Commentating on the recent milestone that Qantas reached in launching nonstop service from Perth to London Heathrow, CEO Alan Joyce remarked that creating a “cargo class” replete with gyms and sleeping bunks for passengers is “just the beginning of endless possibilities” ahead for the airline in the near future.
“Launching Perth to London was the first of many firsts for Qantas,” he said.
Qantas performed years of research to study how sending a 787-9 into the air for 17 hours differs from the existing variables in ultra-long-haul flying as we know them today. Multiple series of hypotheses were tested and experiments performed to assess how to predict and measure hundreds of scenarios, from wind conditions to restricted airspace to the anatomical reactions to onboard catering.
Subsequently, Qantas’ innovations team wound up collecting, “way more data than they know what to do with.” Rather than leave them idle, the airlines’ management team wants to test out new ideas that build on the momentum of QF9.
The projects will be rolled out in multiple phases, but these were some of the highest-level details of the innovations that customers can look forward to seeing on Qantas’ long-haul flights starting in 2020:
- Floor-to-ceiling glass windows in Business Class
- A premium-economy class “lounge” area in the cabin with ping pong tables, select arcade games, and bean bag chairs
- Presenting each Economy class passenger with a drone that can fly around the aircraft and offer 360-degree, 3-D views of the plane
- Live performances by Opera Australia, the Sydney Theatre Company, and Sydney Symphony Orchestra
- Installing an operating room behind the galleys, allowing for physicians to perform up to three open heart surgeries in a single one-way flight
- Creating a children’s arena with live, recorded tapings of Sesame Street
- A cabin class devoted to “mobile passengers” who buzz around on razor scooters and want to take advantage of, “in-flight networking.” Joyce thinks this will be a hit among the startup community

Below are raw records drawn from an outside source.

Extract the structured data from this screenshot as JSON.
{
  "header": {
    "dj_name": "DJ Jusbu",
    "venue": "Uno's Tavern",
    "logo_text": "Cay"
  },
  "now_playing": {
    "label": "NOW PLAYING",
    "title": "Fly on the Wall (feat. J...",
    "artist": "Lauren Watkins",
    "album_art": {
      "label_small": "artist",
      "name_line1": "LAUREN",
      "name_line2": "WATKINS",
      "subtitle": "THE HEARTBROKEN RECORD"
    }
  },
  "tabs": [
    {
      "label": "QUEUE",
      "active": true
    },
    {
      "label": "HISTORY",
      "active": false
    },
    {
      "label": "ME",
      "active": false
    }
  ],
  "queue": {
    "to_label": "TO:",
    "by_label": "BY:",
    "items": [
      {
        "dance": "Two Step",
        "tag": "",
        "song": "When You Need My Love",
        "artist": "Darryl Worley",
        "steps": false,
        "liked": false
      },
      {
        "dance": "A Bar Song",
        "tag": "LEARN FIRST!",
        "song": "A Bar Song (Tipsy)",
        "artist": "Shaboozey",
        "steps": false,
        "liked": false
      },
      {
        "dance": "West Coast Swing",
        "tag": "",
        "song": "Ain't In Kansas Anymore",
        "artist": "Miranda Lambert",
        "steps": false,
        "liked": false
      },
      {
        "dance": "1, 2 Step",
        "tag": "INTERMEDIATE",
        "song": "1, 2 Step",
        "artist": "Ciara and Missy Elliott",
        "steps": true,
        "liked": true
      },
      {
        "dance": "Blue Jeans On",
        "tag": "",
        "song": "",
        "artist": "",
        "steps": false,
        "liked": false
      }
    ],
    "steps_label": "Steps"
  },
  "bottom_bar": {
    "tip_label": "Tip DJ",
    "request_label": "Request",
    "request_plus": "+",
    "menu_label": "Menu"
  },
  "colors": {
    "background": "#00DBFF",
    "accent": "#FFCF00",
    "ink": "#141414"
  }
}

- The unveiling of the world’s first in-flight natatorium, created for exclusive use by Australia’s National Swimming teams, with a locker-room, sauna, and diving board (only available on the Airbus A380)
- A racetrack to be used by the Australian Grand Prix
- An in-flight Zoo, featuring over 700 animals across 150 species in a single, co-habited rain forest
When asked if Qantas was purposefully revealing these plans to the public in light of Air New Zealand’s recent announcement of a nonstop flight to Chicago, a Qantas spokesperson said in response that its largest regional rival could, “piss off.”
Happy April Fools!